Patience is a Virtue

An illustration of a space station

By Kurt Ger

Almost every major technological advance throughout history originated from basic research that was conducted as its own goal, and seemingly offered no short-term benefit. For example, studies about the atom have led to computers as we use them today, and much of modern anatomy and medicine stems from dissections on dead bodies performed centuries ago.

Humanity’s relationship with space is much more than just building rockets and sending them somewhere. As expanding our reach into the far away stars and planets is an adventure of unmatched size, the R&D aspect of our journey into “the big empty” is incredibly diverse. From materials science to software, space research has a tendency to eventually be morphed into something used by the general public.

Spin-off tech can come up anywhere: cordless vacuum cleaners are grandkids of a lunar drill, the material that made prosthetics lighter and cheaper was inside the Space Shuttle fuel tanks, and you wouldn’t be lying if you said the blankets in your first aid kit could keep you warm on the Moon, because the material was actually developed *for* the Apollo missions. All it takes is someone in an industry seeing a similarity in working principles and designing an implementation for a general appliance.

Space research is, at its heart, basic research. It’s still one of the most far-reaching ways to invest in the future. For every example of space exploration research spinning off into mainstream technology, there is a lag upwards of a decade between the invention and it trickling down to a public application. Just because we can’t predict when or how that trickling will happen doesn’t mean any of the money spent on space research is actually “wasted”. If a discovery doesn’t make people’s lives easier or benefit the economy right now, the nature and track record of the scientific process behind it means all we have to do is wait until it does.

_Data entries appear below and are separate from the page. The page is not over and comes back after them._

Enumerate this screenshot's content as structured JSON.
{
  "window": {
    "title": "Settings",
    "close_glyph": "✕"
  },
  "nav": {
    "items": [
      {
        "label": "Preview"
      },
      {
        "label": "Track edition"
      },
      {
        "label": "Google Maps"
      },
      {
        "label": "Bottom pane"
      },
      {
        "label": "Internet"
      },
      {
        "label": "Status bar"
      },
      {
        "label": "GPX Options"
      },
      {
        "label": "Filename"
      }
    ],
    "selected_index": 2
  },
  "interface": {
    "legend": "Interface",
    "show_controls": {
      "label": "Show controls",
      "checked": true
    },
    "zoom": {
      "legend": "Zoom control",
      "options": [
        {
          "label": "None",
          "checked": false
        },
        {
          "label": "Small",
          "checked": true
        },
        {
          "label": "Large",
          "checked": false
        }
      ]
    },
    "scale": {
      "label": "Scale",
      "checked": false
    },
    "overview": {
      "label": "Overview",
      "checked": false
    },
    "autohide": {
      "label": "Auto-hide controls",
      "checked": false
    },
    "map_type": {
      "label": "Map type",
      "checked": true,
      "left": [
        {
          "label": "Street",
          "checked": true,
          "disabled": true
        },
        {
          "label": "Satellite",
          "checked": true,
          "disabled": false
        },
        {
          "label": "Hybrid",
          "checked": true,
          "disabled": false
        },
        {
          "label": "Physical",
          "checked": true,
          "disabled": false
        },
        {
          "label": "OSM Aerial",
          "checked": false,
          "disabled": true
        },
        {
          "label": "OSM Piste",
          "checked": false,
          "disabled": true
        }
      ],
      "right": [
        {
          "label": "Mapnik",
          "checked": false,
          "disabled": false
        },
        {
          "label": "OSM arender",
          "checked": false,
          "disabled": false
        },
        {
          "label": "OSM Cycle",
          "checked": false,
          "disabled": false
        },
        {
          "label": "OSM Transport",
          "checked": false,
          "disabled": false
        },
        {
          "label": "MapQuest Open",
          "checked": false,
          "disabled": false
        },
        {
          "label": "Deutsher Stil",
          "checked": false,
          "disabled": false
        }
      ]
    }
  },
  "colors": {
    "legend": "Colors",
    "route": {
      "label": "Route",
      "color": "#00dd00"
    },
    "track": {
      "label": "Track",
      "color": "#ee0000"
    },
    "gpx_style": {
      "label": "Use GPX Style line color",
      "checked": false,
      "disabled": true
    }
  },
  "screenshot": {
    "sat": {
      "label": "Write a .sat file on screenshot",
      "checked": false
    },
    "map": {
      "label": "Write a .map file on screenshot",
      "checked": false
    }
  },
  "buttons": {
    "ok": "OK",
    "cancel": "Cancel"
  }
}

Kurt Ger is a communicator of science and a Research Associate with the BMSIS Young Scientist Program.